Photo courtesy of Jerry W. Ware collection
Snow slides continue a constant threat on the line from Seward to Anchorage. These two views of a major slide zone along Turnagain Arm document the depth of the problem. The south facing view shows a passenger train from Seward backed as far into the snow cut as possible to allow passengers to detrain. The massive slide has buried the tracks far higher than the rotary snowplow can reach resulting is a trench where the track is located. Notice the passengers in street shoes each carrying their bags forward over the snow rubble in a steady rain of sleet. There are a number of folks watching up slope with some apprehension.
The view north shows a fresh slide has come down over the tracks filling the previously plowed trench. In the far distance you can make out the shadowy image of a train waiting out on the point which must be a mile away. Best guess places this around Bird Point in the late 1940's probably in late winter. Notice the heavy brash ice floating in Turnagain Arm. In those days before the railroad started using cats to plow out slides, it was common to put hundreds of men with shovels on top of the slide to bench the snow down to a level the rotary plow could handle. Photographer unknown, Jerry W. Ware Collection.
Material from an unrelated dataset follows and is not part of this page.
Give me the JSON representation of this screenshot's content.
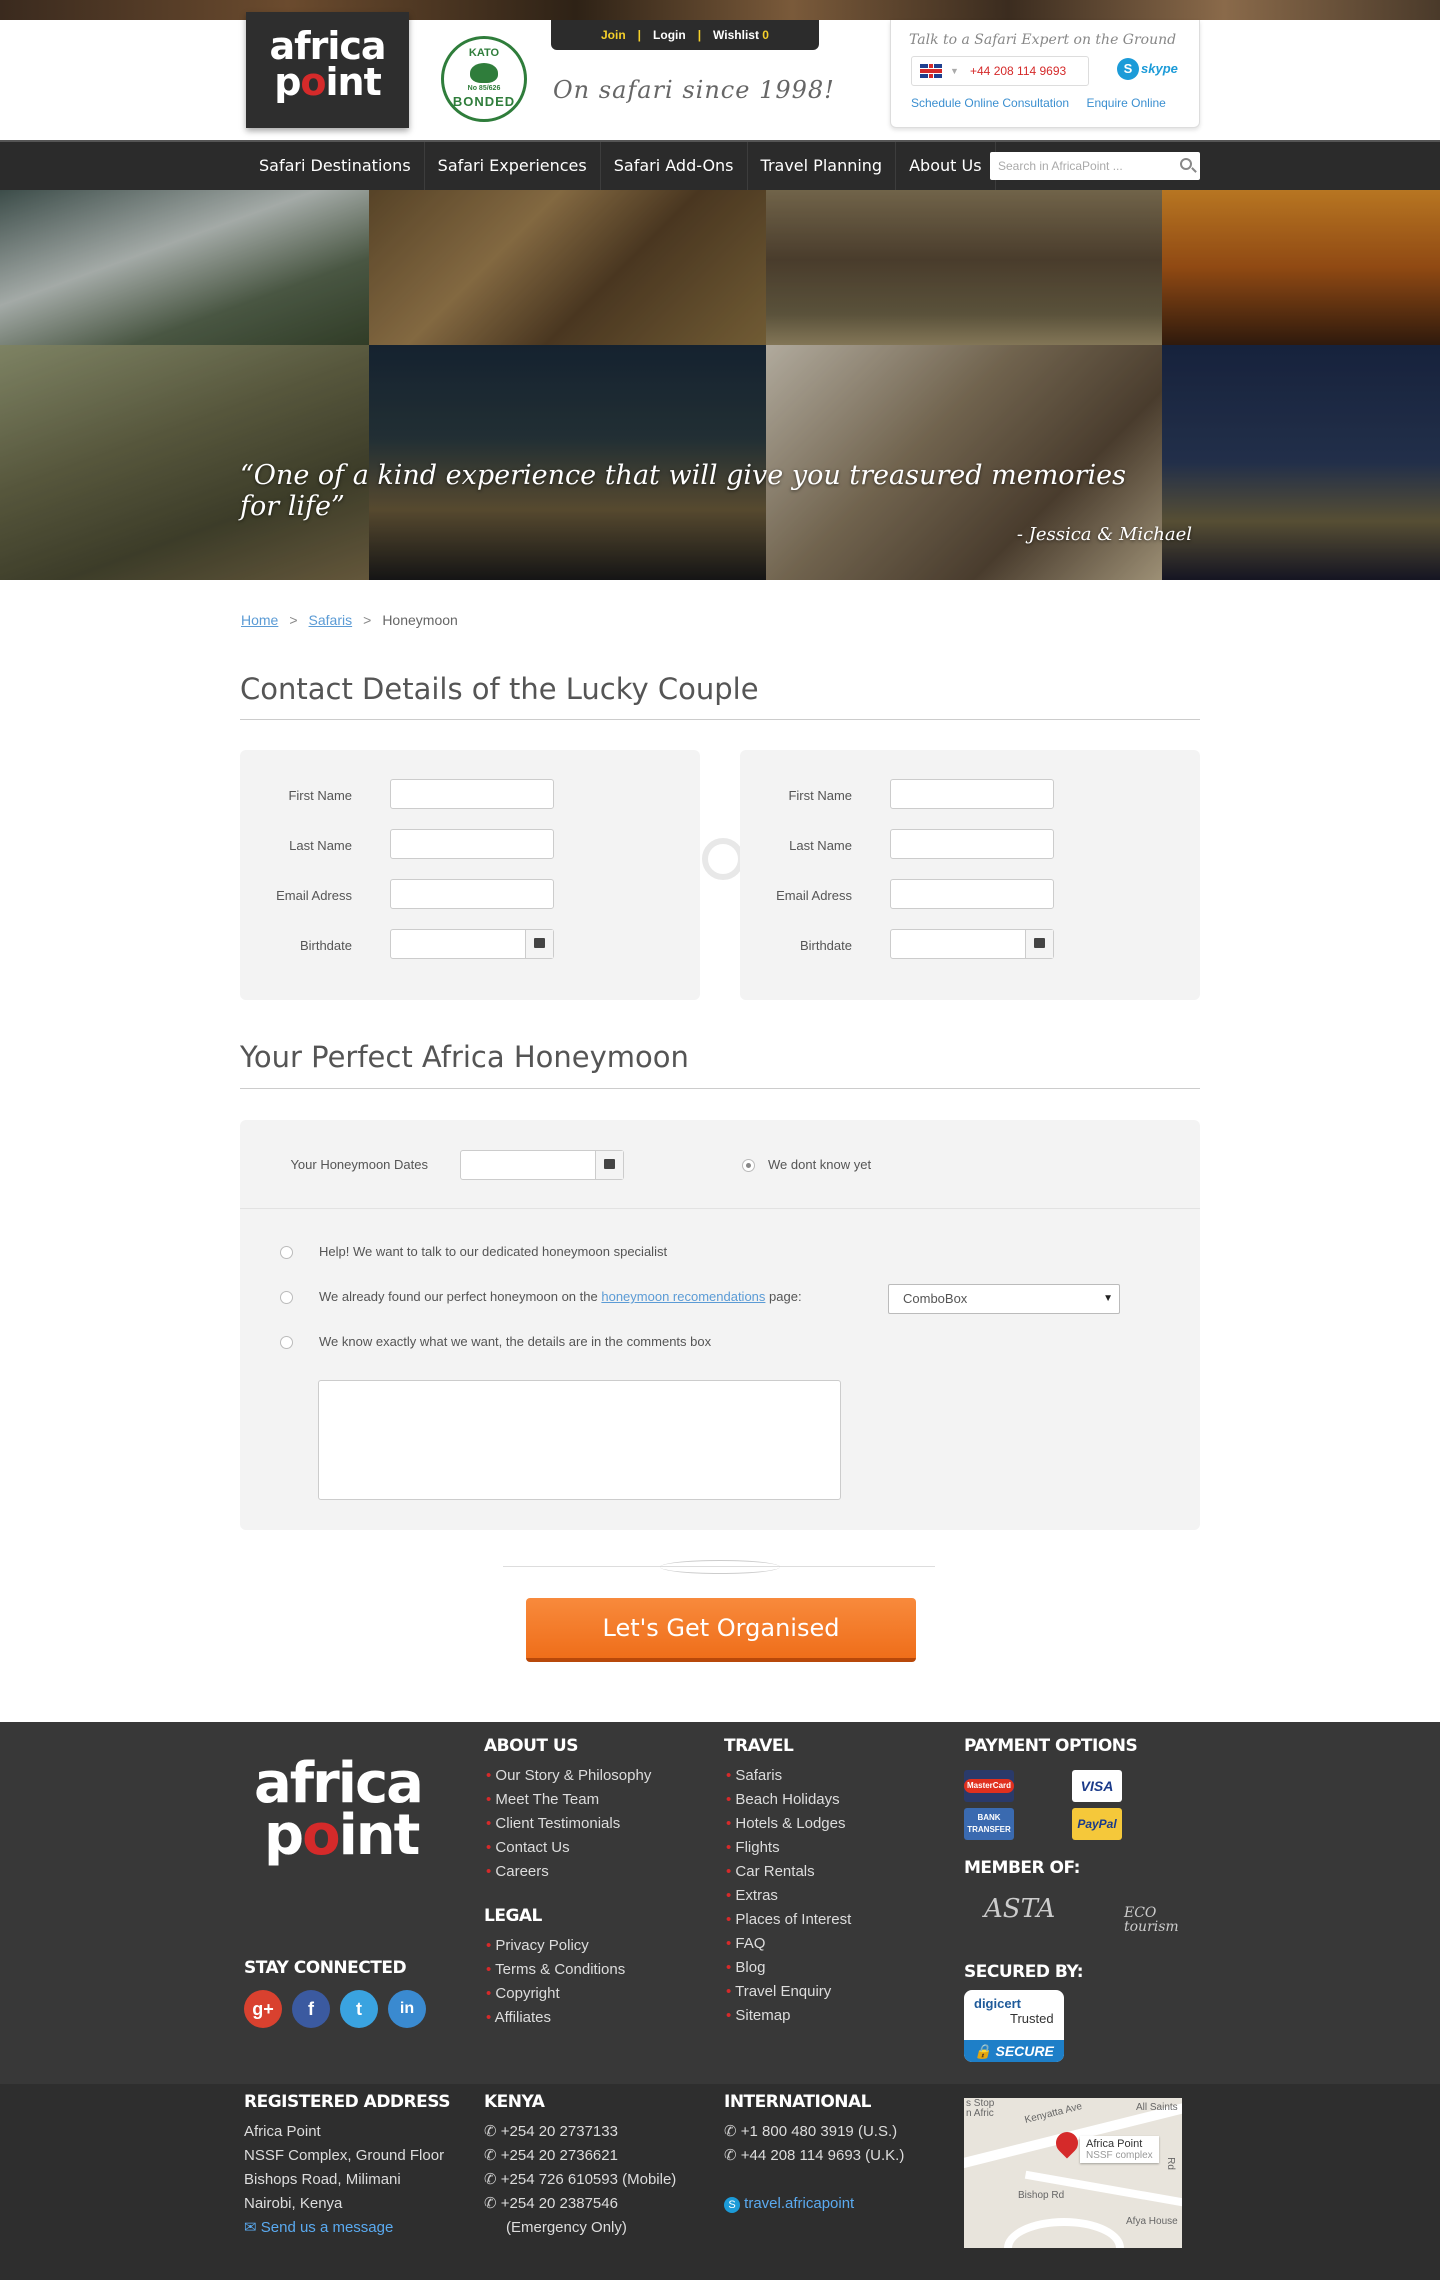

Jerry W. Ware retired from the Alaska Railroad and is well known as the ARR track welder who's office was known as the Doll Shop. His father, Wayne Ware was an Alaska Railroad engineer who had a modest collection of small 2"X 4" black and white photos. Jerry has offered these for inclusion in the roster section with credit to the Jerry W. Ware Collection. While these prints are small they are first generation and all provide excellent new views and details when enlarged on your computer screen. The commentary is by Pat Durand and subject to correction by anyone with more information.